My newest nephew, Jasper, and his biggest grin.
It’s National Smile Day here in Australia…but it really couldn’t hurt to spread it around, right?
Scientist and spiritual teachers alike agree that the simple act can transform you and the world around you:
- Current research (and common sense) shows us that a smile is contagious.
- It can make us appear more attractive to others.
- It lifts our mood as well as the moods of those around us.
- And it can even lengthen our lives.
So before you read on, slap a nice, genuine smile on that face of yours. You’ll thank me later.
How Smiling Affects Your Brain
Each time you smile you throw a little feel-good party in your brain. The act of smiling activates neural messaging that benefits your health and happiness.
For starters, smiling activates the release of neuropeptides that work toward fighting off stress. Neuropeptides are tiny molecules that allow neurons to communicate. They facilitate messaging to the whole body when we are happy, sad, angry, depressed, excited. The feel good neurotransmitters dopamine, endorphins and serotonin are all released when a smile flashes across your face as well. This not only relaxes your body, but it can lower your heart rate and blood pressure.
The endorphins also act as a natural pain reliever – 100% organically and without the potential negative side effects of synthetic concoctions. (YAY! No side effects!)
Finally, the serotonin release brought on by your smile serves as an anti-depressant. Many of today’s pharmaceutical anti-depressants also influence the levels of serotonin in your brain, but with a smile, you again don’t have to worry about negative side effects – and you don’t need a prescription from your doctor.
How Smiling Affects Your Body
You’re actually better looking when you smile – and I’m not just trying to butter you up. When you smile, people treat you differently. You’re viewed as attractive, reliable, relaxed and sincere. A study published in the journal Neuropsychologia reported that seeing an attractive smiling face activates your orbitofrontal cortex, the region in your brain that process sensory rewards. This suggests that when you view a person smiling, you actually feel rewarded.
If you don’t believe me, see how many looks you get when you walk outside with that smile you’re wearing right now. (You’re still smiling like I asked, right?)
And I just HAD to include the other nephew, Z, as well.
How Smiling Affects Those Around You
Did you know that your smile is actually contagious? The part of your brain that is responsible for your facial expression of smiling when happy or mimicking another’s smile resides in the cingulate cortex, an unconscious automatic response area. In a Swedish study, subjects were shown pictures of several emotions: joy, anger, fear and surprise. When the picture of someone smiling was presented, the researchers asked the subjects to frown. Instead, they found that the facial expressions went directly to imitation of what subjects saw.

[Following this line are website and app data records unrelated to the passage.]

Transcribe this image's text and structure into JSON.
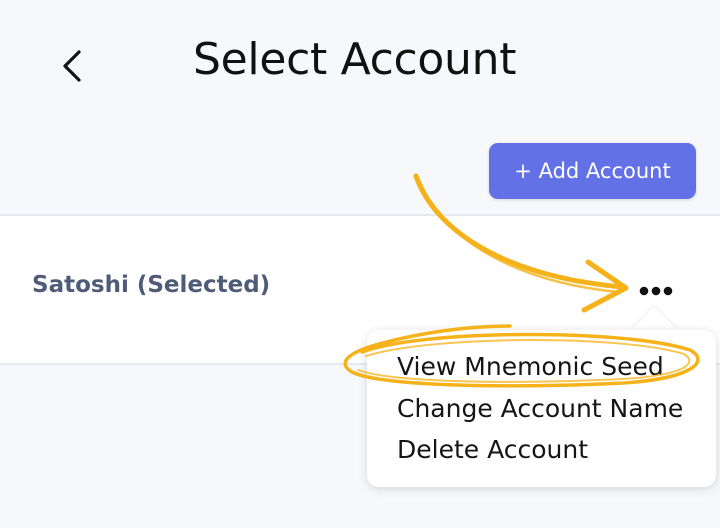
{
  "header": {
    "title": "Select Account",
    "back_icon": "chevron-left-icon"
  },
  "toolbar": {
    "add_account_label": "+ Add Account",
    "accent_color": "#6271e6"
  },
  "accounts": [
    {
      "name": "Satoshi (Selected)",
      "selected": true
    }
  ],
  "account_menu": {
    "trigger_icon": "more-horizontal-icon",
    "items": [
      {
        "label": "View Mnemonic Seed",
        "highlighted": true
      },
      {
        "label": "Change Account Name"
      },
      {
        "label": "Delete Account"
      }
    ]
  },
  "annotation": {
    "color": "#f5b21a",
    "icon": "hand-drawn-arrow-icon"
  }
}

It took a conscious effort to turn that smile upside down.
So if you’re smiling at someone, it’s likely they can’t help but smile back. If they don’t, they’re making a conscious effort not to.
Looking at the bigger picture, each time you smile at a person, their brain coaxes them to return the favor. You are creating a symbiotic relationship that allows both of you to release feel good chemicals in your brain, activate reward centers, make you both more attractive and increase the chances of you both living longer, healthier lives.
Hey! And, if you can’t think of anyone you want to smile at, give yourself a smile in the mirror. Hug yourself at the same time and the effect is even stronger. OK, so you might look like an April Fool, but who cares if there’s no one but you to see?